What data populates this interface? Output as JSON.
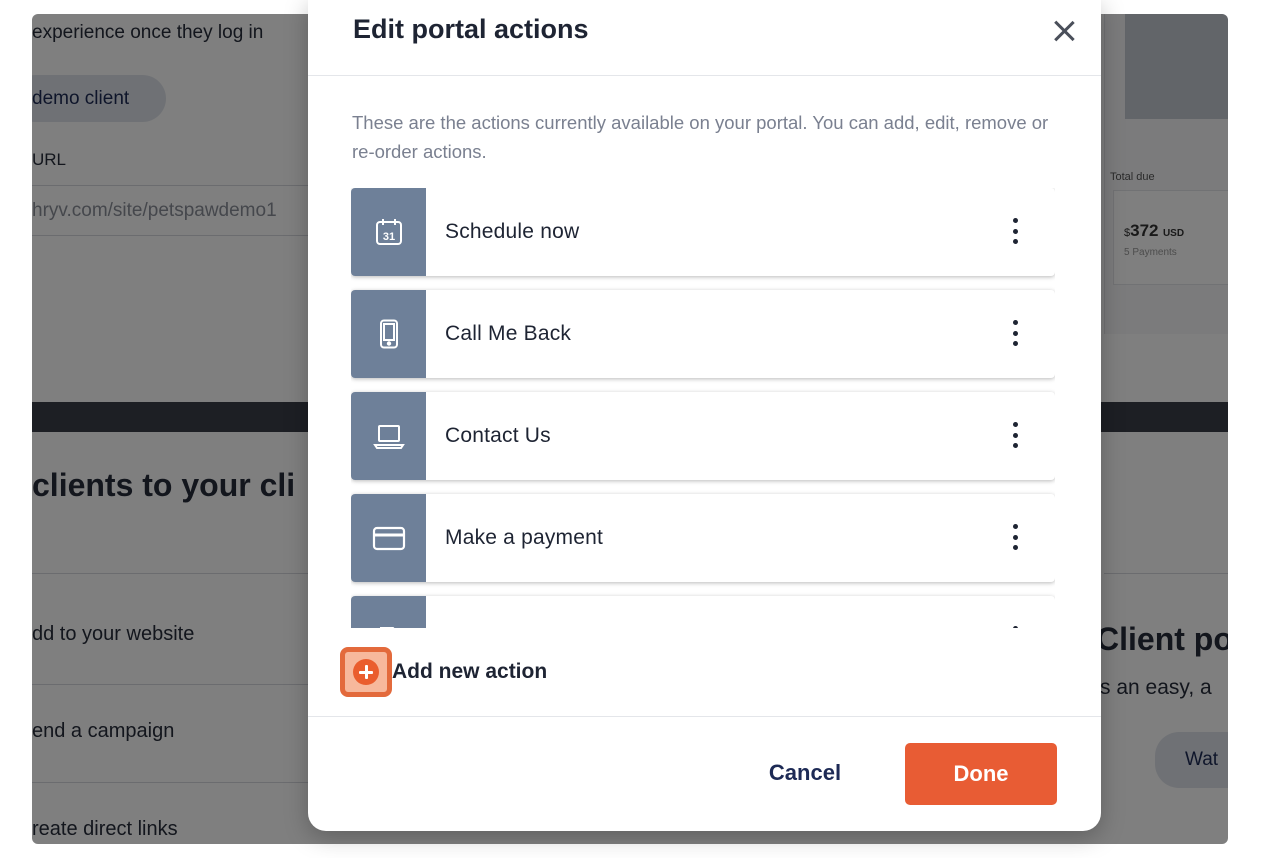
{
  "background": {
    "intro_text": "experience once they log in",
    "demo_client_label": "demo client",
    "url_label": "URL",
    "url_value": "hryv.com/site/petspawdemo1",
    "section_heading": "clients to your cli",
    "items": [
      {
        "label": "dd to your website"
      },
      {
        "label": "end a campaign"
      },
      {
        "label": "reate direct links"
      }
    ],
    "invoice": {
      "total_due_label": "Total due",
      "currency_symbol": "$",
      "amount": "372",
      "currency": "USD",
      "payments": "5 Payments"
    },
    "promo_heading": "Client po",
    "promo_text": "s an easy, a",
    "watch_label": "Wat"
  },
  "modal": {
    "title": "Edit portal actions",
    "description": "These are the actions currently available on your portal. You can add, edit, remove or re-order actions.",
    "actions": [
      {
        "label": "Schedule now",
        "icon": "calendar-icon"
      },
      {
        "label": "Call Me Back",
        "icon": "phone-icon"
      },
      {
        "label": "Contact Us",
        "icon": "laptop-icon"
      },
      {
        "label": "Make a payment",
        "icon": "credit-card-icon"
      },
      {
        "label": "",
        "icon": "document-icon"
      }
    ],
    "add_action_label": "Add new action",
    "cancel_label": "Cancel",
    "done_label": "Done"
  },
  "colors": {
    "accent": "#e85c34",
    "icon_tile": "#6e8099",
    "navy": "#1d2a55"
  }
}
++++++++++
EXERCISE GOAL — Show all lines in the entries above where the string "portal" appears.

ANSWER TO THE EXERCISE —
    "title": "Edit portal actions",
    "description": "These are the actions currently available on your portal. You can add, edit, remove or re-order actions.",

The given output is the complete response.